Mission statements. Empty words or a true mission, providing vital purpose, direction and meaning for colleagues and clients alike?
I recently listened to the HBR podcast about purpose-driven organisations. I was partly surprised at the impact a true purpose can make to an organisation, partly gratified that the article’s learnings seem to align so well with much of the work we do in the ASE.
So, what is it about purpose? Why does it matter?
The podcast starts with an interview from the President of a company that didn’t ‘believe’ in being purpose driven. He did however have a problem. People management, training and incentives weren’t improving performance. It wasn’t until the recession in 2008 when things changed and employees had to work to save the organisation, and their jobs. Their purpose changed, their motivation changed, their willingness to contribute changed. They brought a new energy and creativity to their game and the company thrived. They had a purpose. Luckily the President learned from what happened and they changed their ways; they discovered their true purpose (a purpose is discovered, not created).

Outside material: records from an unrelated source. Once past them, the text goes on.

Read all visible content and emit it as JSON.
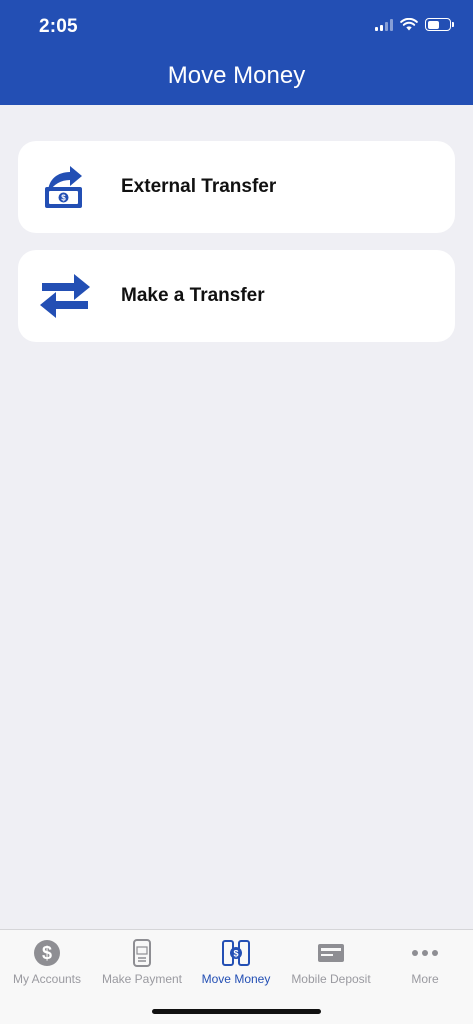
{
  "status_bar": {
    "time": "2:05"
  },
  "header": {
    "title": "Move Money"
  },
  "actions": [
    {
      "label": "External Transfer",
      "icon": "external-transfer-icon"
    },
    {
      "label": "Make a Transfer",
      "icon": "transfer-arrows-icon"
    }
  ],
  "tabbar": {
    "items": [
      {
        "label": "My Accounts",
        "icon": "dollar-circle-icon"
      },
      {
        "label": "Make Payment",
        "icon": "pay-phone-icon"
      },
      {
        "label": "Move Money",
        "icon": "move-money-icon",
        "active": true
      },
      {
        "label": "Mobile Deposit",
        "icon": "check-deposit-icon"
      },
      {
        "label": "More",
        "icon": "more-dots-icon"
      }
    ]
  },
  "colors": {
    "brand": "#234fb4",
    "inactive_tab": "#9a9aa0",
    "background": "#efeff4"
  }
}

Purpose; the reason for which something is done or created or for which something exists, it seems, creates meaning and pride, which in turn brings more energy. It matters for organisations because humans aren’t as self-interested as we give ourselves credit for. When we believe in something we want it to work and we will go the ‘extra mile’ to make it happen. I couldn’t put it any better myself than the interviewee ‘If you want a company to be excellent, you have to draw people’s discretionary energy, their extra energy. Well what do you give your extra energy to? I give it to things I care about and believe in’.
In the ASE we believe in starting from purpose and intent and it is surprising how many senior leaders come to us wanting to skip it; ‘we all know why we are here, we need to get to the roadmap and the action points’. We use our models and our experience to illustrate that without purpose, there is no point in task and without intent, chances are whatever you build won’t be used. Even with our experience and knowledge, it’s sometimes hard to persuade the senior sponsors that a day focusing on why you exist is a valid use of time. Often, we see it squeezed out of a design in preference for getting to ‘Act’, the mission statement written in isolation back in 1997 will suffice.
So, is a mission statement really just empty words? The answer is it depends. If it reflects a true, authentic purpose, created by the people and drives the behaviours and tasks within that organisation, no; it has meaning, bringing a richer, empowered and abundant culture of creative problem solving. If it’s lip service, a job ticked off long ago, chances are the opportunity for mediocrity is all yours.